Small Businesses Bring Together Charities and Clients
Thank you to Spark Business from Capital One for sponsoring this feature highlighting small business.
Despite a lagging economy, charitable giving by business continues to expand, and in non-traditional ways. There are a number of benefits to your small business contributing to the larger community’s needs through not-for-profit organizations, including:
- Additional, positive exposure to your company, as the contributions you make help shape how the community as a whole sees you.
- Joint partnerships with the arts community can lead back to free advertising, through a “Thank You” in printed programs and advertising.
- Supporting events and galas can lead to free event tickets to provide to your employees, or raffle off to interested customers.
- Necessary breaks to help balance out your end of year tax burden.
To what extent should you roll up your sleeves and help out, and with whom do you partner to support your community?
Marrying Your Small Business to a Charity
For many businesses, supporting a not-for-profit organization in its mission is more than about providing a donation at the end of the fiscal year — it’s part and parcel to what they do as a company. Giving is integral to their identity. Take Tom’s Shoes, for instance.
In 2006, the company didn’t even exist, until founder Blake Mycoskie visited a community in Argentina, and noticed that many children there owned no shoes. Mycoskie created the concept of Tom’s Shoes, which sells a pair of shoes, and as part of the transaction a pair of shoes is donated to communities like the one he visited. It’s win-win for the customers, Tom’s Shoes, and needy communities around the world.
It didn’t take long for Mycoskie to bring 10,000 shoes back to Argentina with him. The concept has grown to include a line of Tom’s Eyewear. As part of what they do, employees of Tom’s are very proud of their contributions, and often get to travel with Mycoskie and his family to provide the donations.
Perhaps you can’t restructure what you do to such an integral level, but are there aspects of your small business’ goals that could have your charitable heart and soul merged within?

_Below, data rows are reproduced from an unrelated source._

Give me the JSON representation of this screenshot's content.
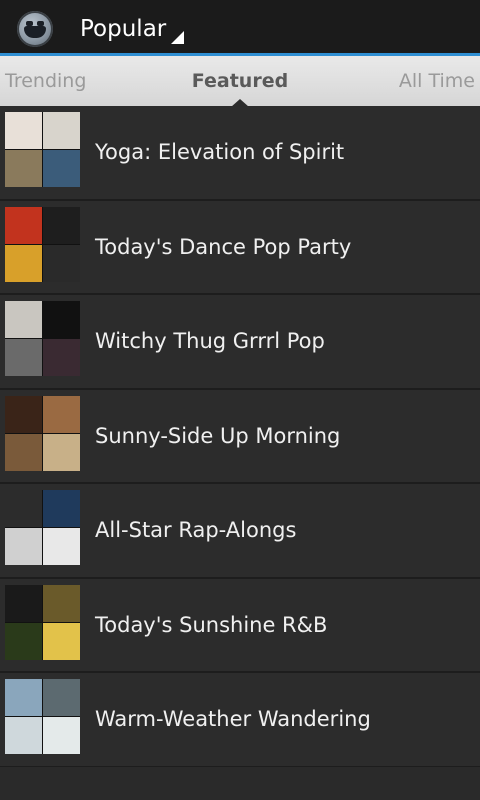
{
  "header": {
    "title": "Popular",
    "app_icon": "app-mascot-icon",
    "accent_color": "#2f8fd3"
  },
  "tabs": {
    "previous": "Trending",
    "current": "Featured",
    "next": "All Time"
  },
  "playlists": [
    {
      "title": "Yoga: Elevation of Spirit",
      "cover_colors": [
        "#e8e0d8",
        "#d8d4cc",
        "#8a7a5c",
        "#3b5c7a"
      ]
    },
    {
      "title": "Today's Dance Pop Party",
      "cover_colors": [
        "#c2331e",
        "#1e1e1e",
        "#d8a02a",
        "#2a2a2a"
      ]
    },
    {
      "title": "Witchy Thug Grrrl Pop",
      "cover_colors": [
        "#c9c6c0",
        "#111111",
        "#6a6a6a",
        "#3a2a32"
      ]
    },
    {
      "title": "Sunny-Side Up Morning",
      "cover_colors": [
        "#3a2418",
        "#9a6a42",
        "#7a5a3a",
        "#c8b088"
      ]
    },
    {
      "title": "All-Star Rap-Alongs",
      "cover_colors": [
        "#2c2c2c",
        "#1f3a5c",
        "#d0d0d0",
        "#e8e8e8"
      ]
    },
    {
      "title": "Today's Sunshine R&B",
      "cover_colors": [
        "#1a1a1a",
        "#6a5a2a",
        "#2a3a1a",
        "#e2c24a"
      ]
    },
    {
      "title": "Warm-Weather Wandering",
      "cover_colors": [
        "#8aa6bc",
        "#5c6a70",
        "#cfd8dc",
        "#e4eaea"
      ]
    }
  ]
}
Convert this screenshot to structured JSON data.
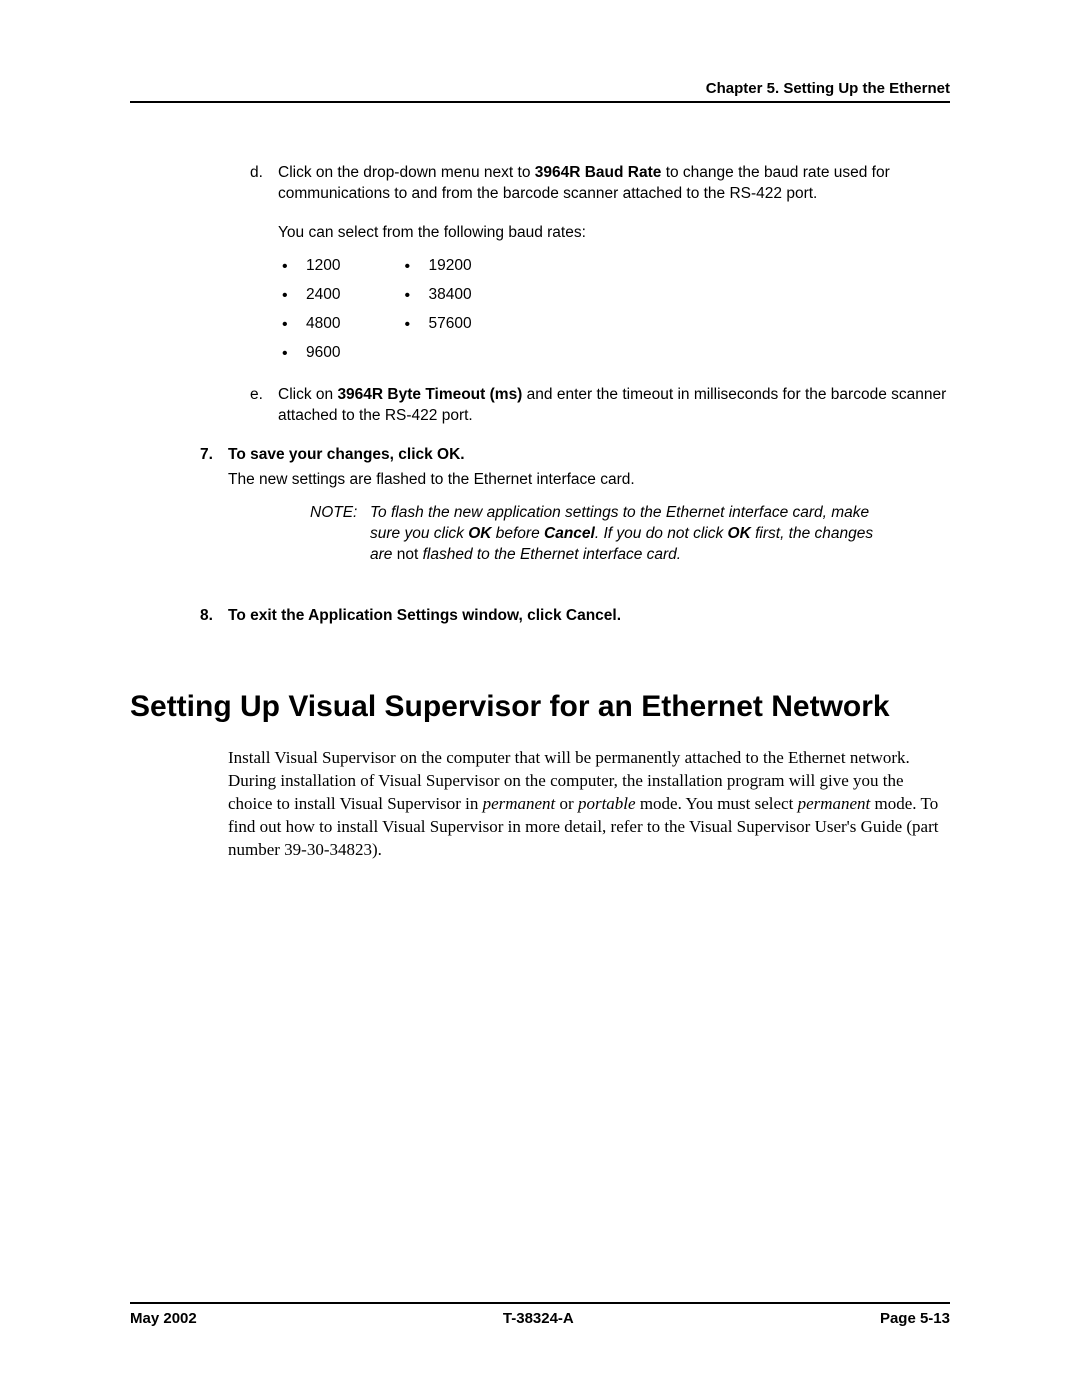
{
  "header": {
    "chapter": "Chapter 5. Setting Up the Ethernet"
  },
  "item_d": {
    "marker": "d.",
    "pre": "Click on the drop-down menu next to ",
    "bold": "3964R Baud Rate",
    "post": " to change the baud rate used for communications to and from the barcode scanner attached to the RS-422 port.",
    "intro": "You can select from the following baud rates:",
    "col1": [
      "1200",
      "2400",
      "4800",
      "9600"
    ],
    "col2": [
      "19200",
      "38400",
      "57600"
    ]
  },
  "item_e": {
    "marker": "e.",
    "pre": "Click on ",
    "bold": "3964R Byte Timeout (ms)",
    "post": " and enter the timeout in milliseconds for the barcode scanner attached to the RS-422 port."
  },
  "item_7": {
    "marker": "7.",
    "lead": "To save your changes, click OK.",
    "after": "The new settings are flashed to the Ethernet interface card.",
    "note_label": "NOTE:",
    "note_1": "To flash the new application settings to the Ethernet interface card, make sure you click ",
    "note_ok": "OK",
    "note_2": " before ",
    "note_cancel": "Cancel",
    "note_3": ". If you do not click ",
    "note_ok2": "OK",
    "note_4": " first, the changes are ",
    "note_not": "not",
    "note_5": " flashed to the Ethernet interface card."
  },
  "item_8": {
    "marker": "8.",
    "lead": "To exit the Application Settings window, click Cancel."
  },
  "section": {
    "title": "Setting Up Visual Supervisor for an Ethernet Network",
    "p1a": "Install Visual Supervisor on the computer that will be permanently attached to the Ethernet network. During installation of Visual Supervisor on the computer, the installation program will give you the choice to install Visual Supervisor in ",
    "p1b": "permanent",
    "p1c": " or ",
    "p1d": "portable",
    "p1e": " mode. You must select ",
    "p1f": "permanent",
    "p1g": " mode. To find out how to install Visual Supervisor in more detail, refer to the Visual Supervisor User's Guide (part number 39-30-34823)."
  },
  "footer": {
    "date": "May 2002",
    "doc": "T-38324-A",
    "page": "Page 5-13"
  }
}
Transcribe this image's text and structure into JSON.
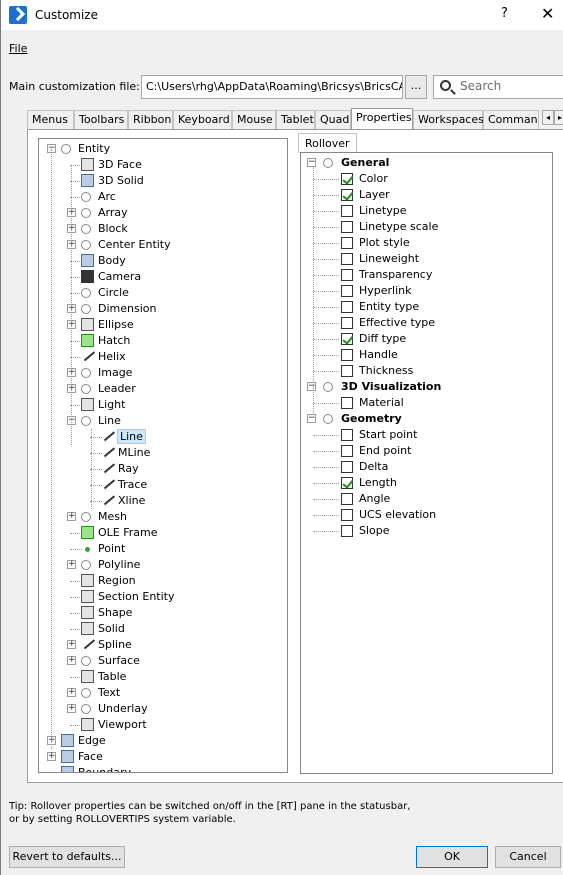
{
  "window": {
    "title": "Customize",
    "help_label": "?",
    "close_label": "✕"
  },
  "menu": {
    "file": "File"
  },
  "path_row": {
    "label": "Main customization file:",
    "value": "C:\\Users\\rhg\\AppData\\Roaming\\Bricsys\\BricsCAD\\",
    "browse_label": "...",
    "search_placeholder": "Search"
  },
  "tabs": [
    "Menus",
    "Toolbars",
    "Ribbon",
    "Keyboard",
    "Mouse",
    "Tablet",
    "Quad",
    "Properties",
    "Workspaces",
    "Comman"
  ],
  "active_tab": "Properties",
  "subtab": "Rollover",
  "tree": [
    {
      "label": "Entity",
      "level": 0,
      "icon": "circle-icon",
      "expander": "−"
    },
    {
      "label": "3D Face",
      "level": 1,
      "icon": "3dface-icon"
    },
    {
      "label": "3D Solid",
      "level": 1,
      "icon": "3dsolid-icon"
    },
    {
      "label": "Arc",
      "level": 1,
      "icon": "arc-icon"
    },
    {
      "label": "Array",
      "level": 1,
      "icon": "circle-icon",
      "expander": "+"
    },
    {
      "label": "Block",
      "level": 1,
      "icon": "circle-icon",
      "expander": "+"
    },
    {
      "label": "Center Entity",
      "level": 1,
      "icon": "circle-icon",
      "expander": "+"
    },
    {
      "label": "Body",
      "level": 1,
      "icon": "body-icon"
    },
    {
      "label": "Camera",
      "level": 1,
      "icon": "camera-icon"
    },
    {
      "label": "Circle",
      "level": 1,
      "icon": "circle-icon"
    },
    {
      "label": "Dimension",
      "level": 1,
      "icon": "circle-icon",
      "expander": "+"
    },
    {
      "label": "Ellipse",
      "level": 1,
      "icon": "ellipse-icon",
      "expander": "+"
    },
    {
      "label": "Hatch",
      "level": 1,
      "icon": "hatch-icon"
    },
    {
      "label": "Helix",
      "level": 1,
      "icon": "helix-icon"
    },
    {
      "label": "Image",
      "level": 1,
      "icon": "circle-icon",
      "expander": "+"
    },
    {
      "label": "Leader",
      "level": 1,
      "icon": "circle-icon",
      "expander": "+"
    },
    {
      "label": "Light",
      "level": 1,
      "icon": "light-icon"
    },
    {
      "label": "Line",
      "level": 1,
      "icon": "circle-icon",
      "expander": "−"
    },
    {
      "label": "Line",
      "level": 2,
      "icon": "line-icon",
      "selected": true
    },
    {
      "label": "MLine",
      "level": 2,
      "icon": "mline-icon"
    },
    {
      "label": "Ray",
      "level": 2,
      "icon": "ray-icon"
    },
    {
      "label": "Trace",
      "level": 2,
      "icon": "trace-icon"
    },
    {
      "label": "Xline",
      "level": 2,
      "icon": "xline-icon"
    },
    {
      "label": "Mesh",
      "level": 1,
      "icon": "circle-icon",
      "expander": "+"
    },
    {
      "label": "OLE Frame",
      "level": 1,
      "icon": "oleframe-icon"
    },
    {
      "label": "Point",
      "level": 1,
      "icon": "point-icon"
    },
    {
      "label": "Polyline",
      "level": 1,
      "icon": "circle-icon",
      "expander": "+"
    },
    {
      "label": "Region",
      "level": 1,
      "icon": "region-icon"
    },
    {
      "label": "Section Entity",
      "level": 1,
      "icon": "section-icon"
    },
    {
      "label": "Shape",
      "level": 1,
      "icon": "shape-icon"
    },
    {
      "label": "Solid",
      "level": 1,
      "icon": "solid-icon"
    },
    {
      "label": "Spline",
      "level": 1,
      "icon": "spline-icon",
      "expander": "+"
    },
    {
      "label": "Surface",
      "level": 1,
      "icon": "circle-icon",
      "expander": "+"
    },
    {
      "label": "Table",
      "level": 1,
      "icon": "table-icon"
    },
    {
      "label": "Text",
      "level": 1,
      "icon": "circle-icon",
      "expander": "+"
    },
    {
      "label": "Underlay",
      "level": 1,
      "icon": "circle-icon",
      "expander": "+"
    },
    {
      "label": "Viewport",
      "level": 1,
      "icon": "viewport-icon"
    },
    {
      "label": "Edge",
      "level": 0,
      "icon": "edge-icon",
      "expander": "+"
    },
    {
      "label": "Face",
      "level": 0,
      "icon": "face-icon",
      "expander": "+"
    },
    {
      "label": "Boundary",
      "level": 0,
      "icon": "boundary-icon"
    }
  ],
  "rollover": [
    {
      "label": "General",
      "group": true
    },
    {
      "label": "Color",
      "checked": true
    },
    {
      "label": "Layer",
      "checked": true
    },
    {
      "label": "Linetype",
      "checked": false
    },
    {
      "label": "Linetype scale",
      "checked": false
    },
    {
      "label": "Plot style",
      "checked": false
    },
    {
      "label": "Lineweight",
      "checked": false
    },
    {
      "label": "Transparency",
      "checked": false
    },
    {
      "label": "Hyperlink",
      "checked": false
    },
    {
      "label": "Entity type",
      "checked": false
    },
    {
      "label": "Effective type",
      "checked": false
    },
    {
      "label": "Diff type",
      "checked": true
    },
    {
      "label": "Handle",
      "checked": false
    },
    {
      "label": "Thickness",
      "checked": false
    },
    {
      "label": "3D Visualization",
      "group": true
    },
    {
      "label": "Material",
      "checked": false
    },
    {
      "label": "Geometry",
      "group": true
    },
    {
      "label": "Start point",
      "checked": false
    },
    {
      "label": "End point",
      "checked": false
    },
    {
      "label": "Delta",
      "checked": false
    },
    {
      "label": "Length",
      "checked": true
    },
    {
      "label": "Angle",
      "checked": false
    },
    {
      "label": "UCS elevation",
      "checked": false
    },
    {
      "label": "Slope",
      "checked": false
    }
  ],
  "tip": {
    "line1": "Tip: Rollover properties can be switched on/off in the [RT] pane in the statusbar,",
    "line2": "or by setting ROLLOVERTIPS system variable."
  },
  "buttons": {
    "revert": "Revert to defaults...",
    "ok": "OK",
    "cancel": "Cancel"
  }
}
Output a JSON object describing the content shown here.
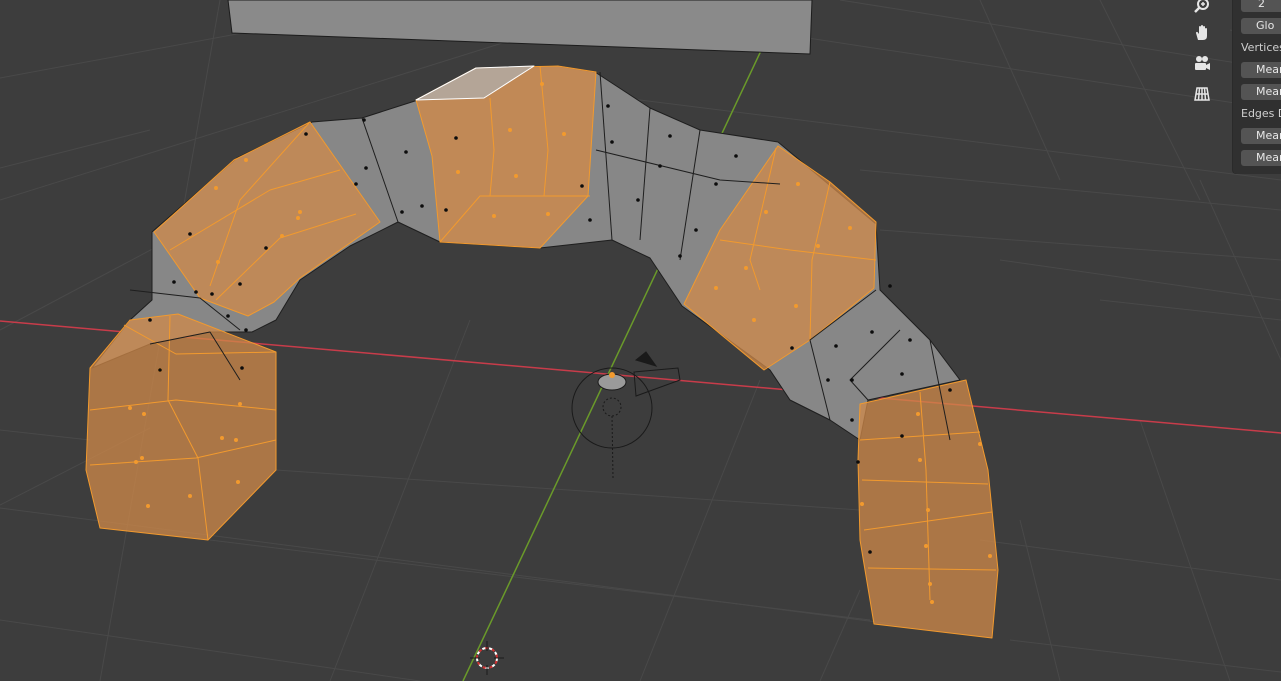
{
  "viewport": {
    "background": "#3d3d3d",
    "grid_color": "#4a4a4a",
    "x_axis_color": "#c83c4a",
    "y_axis_color": "#6a9a2a",
    "selection_color": "#f29a2e",
    "active_color": "#ffffff"
  },
  "nav_gizmo": {
    "icons": [
      "zoom-icon",
      "hand-pan-icon",
      "camera-view-icon",
      "ortho-grid-icon"
    ]
  },
  "sidebar": {
    "top_field_value": "2",
    "global_button_label": "Glo",
    "vertices_label": "Vertices",
    "vertices_buttons": [
      "Mean",
      "Mean"
    ],
    "edges_label": "Edges D",
    "edges_buttons": [
      "Mean",
      "Mean"
    ]
  }
}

Virginia Beach-based carpet retailer Mark Gonsenhauser found a way to help those in need in his community, simply through the daily functioning of his Rug & Carpet Superstore. In 2010, Gonsenhauser was asked if he could take some rugs off the hands of a client, and his “big idea” simply clicked in his head.Continued on the next page